Once you have gotten the koi into the bowl, now the fun part really begins. Handling an uncooperative koi takes some patience and practice, but here are a few tips that might help.
- Be Confident—confidence breeds calm. If you believe you will be able to hold your koi, they will too.
- Proper Positioning—pull to the side of the bowl.
- Spin to Subdue/Calm—if you do have a jumpy koi, turning it around slowly in the bowl can subdue it long enough to get a hold of it.
- Headfirst—when you have hold of the koi, the head should point toward you.
- Nose to Palm—nestle the nose into the palm of your hand.
- Fins between Fingers—if possible, get the pectoral fins supported between your pinky and ring finger and the thumb and forefinger.
- Base Support—get the other hand under the belly to support the weight.
- Cradling—mimic the koi’s movements as it moves back and forth.
- Soft Hands—your koi will squirm, but resist the urge to squeeze too hard.
- Flip and Focus—turn the koi over to check for any lesions, scrapes or deformities on the underside of the koi. You can check the mouth too, to ensure it is functioning properly (ie the lips are opening downward).
All of this should take less than 30 seconds before putting the koi back into the pond (or bowl if you need to investigate further).
Photographing Your Koi
Now that you have your koi in a bowl, you might as well snap some pics—for your own records as well as to “wow” other koi keepers. You know, to brag. Photographing your koi once a year is also a great way of recording your Living Jewels’ progression. You can see growth as well as how the color changes over time.
It takes a little practice, and a steady hand (a decent camera doesn’t hurt!), but you can give your koi a little “show” treatment.
For more tips on how to get photograph your koi, check out our article How to Photograph your Koi: 5 Tips.
Scraping and scoping
If you have the tools and implements ready to perform scoping and scraping, now is a good time to get them out and have them ready. Because if you do notice something that you might need to investigate, you won’t need to put the koi in question back into the pond. Here is a little more reading on how to scrape and scope.
Although not required, an extra set of hands can be, well, handy. The helper can snap any photos as well as lend a hand if more research or investigation is necessary.

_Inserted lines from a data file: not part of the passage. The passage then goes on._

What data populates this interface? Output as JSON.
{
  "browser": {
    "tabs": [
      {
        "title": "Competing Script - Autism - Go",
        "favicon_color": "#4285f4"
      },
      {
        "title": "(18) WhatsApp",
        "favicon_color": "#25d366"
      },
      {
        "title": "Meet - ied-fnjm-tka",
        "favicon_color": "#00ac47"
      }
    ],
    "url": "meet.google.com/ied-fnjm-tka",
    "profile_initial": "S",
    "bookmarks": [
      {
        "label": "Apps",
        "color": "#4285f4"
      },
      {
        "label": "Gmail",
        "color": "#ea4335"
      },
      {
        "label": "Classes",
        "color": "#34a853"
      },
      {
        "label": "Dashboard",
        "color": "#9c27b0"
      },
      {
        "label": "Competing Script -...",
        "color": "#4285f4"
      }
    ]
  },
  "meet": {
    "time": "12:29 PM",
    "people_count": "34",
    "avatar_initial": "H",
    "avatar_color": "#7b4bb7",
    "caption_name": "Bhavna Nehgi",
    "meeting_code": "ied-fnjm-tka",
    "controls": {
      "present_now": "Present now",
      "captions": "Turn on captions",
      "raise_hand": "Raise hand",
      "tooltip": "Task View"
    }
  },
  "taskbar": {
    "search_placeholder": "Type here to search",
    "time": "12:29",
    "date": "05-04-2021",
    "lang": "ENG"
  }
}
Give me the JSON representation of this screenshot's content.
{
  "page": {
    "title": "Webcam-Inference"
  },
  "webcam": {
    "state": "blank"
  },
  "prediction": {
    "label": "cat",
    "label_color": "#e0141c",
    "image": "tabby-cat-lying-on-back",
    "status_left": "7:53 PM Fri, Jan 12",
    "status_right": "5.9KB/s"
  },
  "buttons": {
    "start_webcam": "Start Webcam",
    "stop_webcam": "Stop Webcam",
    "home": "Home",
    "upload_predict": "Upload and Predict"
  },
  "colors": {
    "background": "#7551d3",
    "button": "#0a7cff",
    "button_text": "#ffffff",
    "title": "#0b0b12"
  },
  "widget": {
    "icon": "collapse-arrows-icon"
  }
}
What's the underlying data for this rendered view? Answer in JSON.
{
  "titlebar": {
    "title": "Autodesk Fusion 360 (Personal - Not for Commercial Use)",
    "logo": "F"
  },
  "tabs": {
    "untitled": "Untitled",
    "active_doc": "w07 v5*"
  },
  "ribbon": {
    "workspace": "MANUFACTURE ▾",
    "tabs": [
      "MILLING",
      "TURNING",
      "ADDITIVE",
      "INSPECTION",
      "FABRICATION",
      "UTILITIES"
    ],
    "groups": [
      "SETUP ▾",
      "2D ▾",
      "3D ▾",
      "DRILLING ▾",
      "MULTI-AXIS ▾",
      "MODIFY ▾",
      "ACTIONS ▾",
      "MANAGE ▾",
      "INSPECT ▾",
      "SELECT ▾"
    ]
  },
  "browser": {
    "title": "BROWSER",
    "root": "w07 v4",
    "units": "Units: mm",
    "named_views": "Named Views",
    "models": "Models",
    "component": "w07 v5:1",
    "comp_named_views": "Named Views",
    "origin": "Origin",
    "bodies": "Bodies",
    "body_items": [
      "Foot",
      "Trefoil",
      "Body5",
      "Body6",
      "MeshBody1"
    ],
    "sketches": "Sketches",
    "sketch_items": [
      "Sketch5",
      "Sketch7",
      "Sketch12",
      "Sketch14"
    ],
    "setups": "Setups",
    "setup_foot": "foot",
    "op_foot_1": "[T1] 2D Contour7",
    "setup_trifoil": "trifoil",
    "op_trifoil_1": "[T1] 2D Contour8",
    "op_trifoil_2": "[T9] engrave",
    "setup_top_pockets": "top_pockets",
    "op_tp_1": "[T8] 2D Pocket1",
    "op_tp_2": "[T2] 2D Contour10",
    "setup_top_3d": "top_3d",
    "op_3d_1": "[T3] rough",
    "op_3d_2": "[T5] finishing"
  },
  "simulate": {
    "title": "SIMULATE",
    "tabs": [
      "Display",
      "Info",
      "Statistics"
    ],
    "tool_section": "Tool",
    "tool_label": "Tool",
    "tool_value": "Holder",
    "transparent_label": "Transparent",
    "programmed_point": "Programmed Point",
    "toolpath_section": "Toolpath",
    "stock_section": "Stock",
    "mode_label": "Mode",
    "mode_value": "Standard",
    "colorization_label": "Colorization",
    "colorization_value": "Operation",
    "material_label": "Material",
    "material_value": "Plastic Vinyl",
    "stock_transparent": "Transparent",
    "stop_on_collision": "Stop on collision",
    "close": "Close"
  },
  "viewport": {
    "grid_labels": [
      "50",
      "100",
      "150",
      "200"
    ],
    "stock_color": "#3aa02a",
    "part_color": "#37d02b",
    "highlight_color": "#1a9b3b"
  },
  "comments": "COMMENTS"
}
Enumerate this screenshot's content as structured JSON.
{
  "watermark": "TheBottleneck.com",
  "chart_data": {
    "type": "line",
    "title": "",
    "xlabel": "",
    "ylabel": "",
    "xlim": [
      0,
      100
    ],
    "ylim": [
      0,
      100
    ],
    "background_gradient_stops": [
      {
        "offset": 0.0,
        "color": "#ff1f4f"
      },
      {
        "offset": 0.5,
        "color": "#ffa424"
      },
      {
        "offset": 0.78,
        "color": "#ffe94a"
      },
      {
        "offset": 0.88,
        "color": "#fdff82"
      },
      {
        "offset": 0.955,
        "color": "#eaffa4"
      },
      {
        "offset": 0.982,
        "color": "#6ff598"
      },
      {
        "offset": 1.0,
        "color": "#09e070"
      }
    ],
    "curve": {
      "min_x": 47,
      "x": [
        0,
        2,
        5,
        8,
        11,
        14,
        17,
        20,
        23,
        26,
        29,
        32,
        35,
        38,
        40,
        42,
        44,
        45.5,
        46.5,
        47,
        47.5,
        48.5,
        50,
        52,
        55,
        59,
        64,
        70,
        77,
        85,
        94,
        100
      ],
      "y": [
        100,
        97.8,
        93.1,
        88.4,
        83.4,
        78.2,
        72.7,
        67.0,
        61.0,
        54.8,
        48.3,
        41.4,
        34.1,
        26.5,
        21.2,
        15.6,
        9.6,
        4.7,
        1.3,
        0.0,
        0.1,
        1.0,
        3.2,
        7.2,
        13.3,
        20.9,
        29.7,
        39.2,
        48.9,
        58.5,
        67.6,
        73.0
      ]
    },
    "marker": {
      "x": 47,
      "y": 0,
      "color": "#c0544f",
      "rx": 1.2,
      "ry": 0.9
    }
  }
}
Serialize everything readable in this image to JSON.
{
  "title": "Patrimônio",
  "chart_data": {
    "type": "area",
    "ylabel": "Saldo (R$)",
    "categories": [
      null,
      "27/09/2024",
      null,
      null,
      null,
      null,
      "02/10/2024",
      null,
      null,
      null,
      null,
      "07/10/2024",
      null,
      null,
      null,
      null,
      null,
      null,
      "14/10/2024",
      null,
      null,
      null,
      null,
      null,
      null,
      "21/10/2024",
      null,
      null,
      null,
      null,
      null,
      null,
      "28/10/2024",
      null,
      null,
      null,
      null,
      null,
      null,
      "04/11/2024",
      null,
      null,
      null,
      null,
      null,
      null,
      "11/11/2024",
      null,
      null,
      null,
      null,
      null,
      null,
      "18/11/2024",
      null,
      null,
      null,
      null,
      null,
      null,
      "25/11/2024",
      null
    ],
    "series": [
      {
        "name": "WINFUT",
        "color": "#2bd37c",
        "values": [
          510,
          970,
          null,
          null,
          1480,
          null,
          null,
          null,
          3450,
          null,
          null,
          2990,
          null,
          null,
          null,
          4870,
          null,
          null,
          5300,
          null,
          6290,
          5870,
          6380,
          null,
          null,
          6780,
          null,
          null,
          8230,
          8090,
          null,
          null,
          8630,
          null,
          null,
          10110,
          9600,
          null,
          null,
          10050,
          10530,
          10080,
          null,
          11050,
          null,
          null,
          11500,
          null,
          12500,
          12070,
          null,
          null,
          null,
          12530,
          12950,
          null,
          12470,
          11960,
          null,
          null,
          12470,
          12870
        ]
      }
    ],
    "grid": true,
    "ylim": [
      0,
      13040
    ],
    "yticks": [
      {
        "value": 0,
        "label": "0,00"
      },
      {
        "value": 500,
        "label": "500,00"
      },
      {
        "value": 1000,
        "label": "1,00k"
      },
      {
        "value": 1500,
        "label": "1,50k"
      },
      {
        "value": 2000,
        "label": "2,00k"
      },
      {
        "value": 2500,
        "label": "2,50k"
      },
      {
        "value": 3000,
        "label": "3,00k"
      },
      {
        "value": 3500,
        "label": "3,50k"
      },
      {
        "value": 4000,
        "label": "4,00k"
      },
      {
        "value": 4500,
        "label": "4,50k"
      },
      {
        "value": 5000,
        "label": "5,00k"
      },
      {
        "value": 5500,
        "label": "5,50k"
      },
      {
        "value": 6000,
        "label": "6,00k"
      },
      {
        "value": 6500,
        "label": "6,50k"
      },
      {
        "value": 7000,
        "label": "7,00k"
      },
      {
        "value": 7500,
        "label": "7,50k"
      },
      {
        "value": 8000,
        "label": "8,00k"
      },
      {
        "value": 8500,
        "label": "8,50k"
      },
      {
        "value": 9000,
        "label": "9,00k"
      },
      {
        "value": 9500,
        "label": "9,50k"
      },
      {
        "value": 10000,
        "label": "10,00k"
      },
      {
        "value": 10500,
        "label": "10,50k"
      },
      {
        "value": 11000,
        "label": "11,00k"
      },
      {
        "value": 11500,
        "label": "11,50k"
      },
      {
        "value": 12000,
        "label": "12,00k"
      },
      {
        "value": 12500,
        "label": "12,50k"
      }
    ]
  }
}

Don’t be shy to get to know your koi. Caring for them involves knowing everything about them. The more you know about them, the more aware you will be if something isn’t quite right.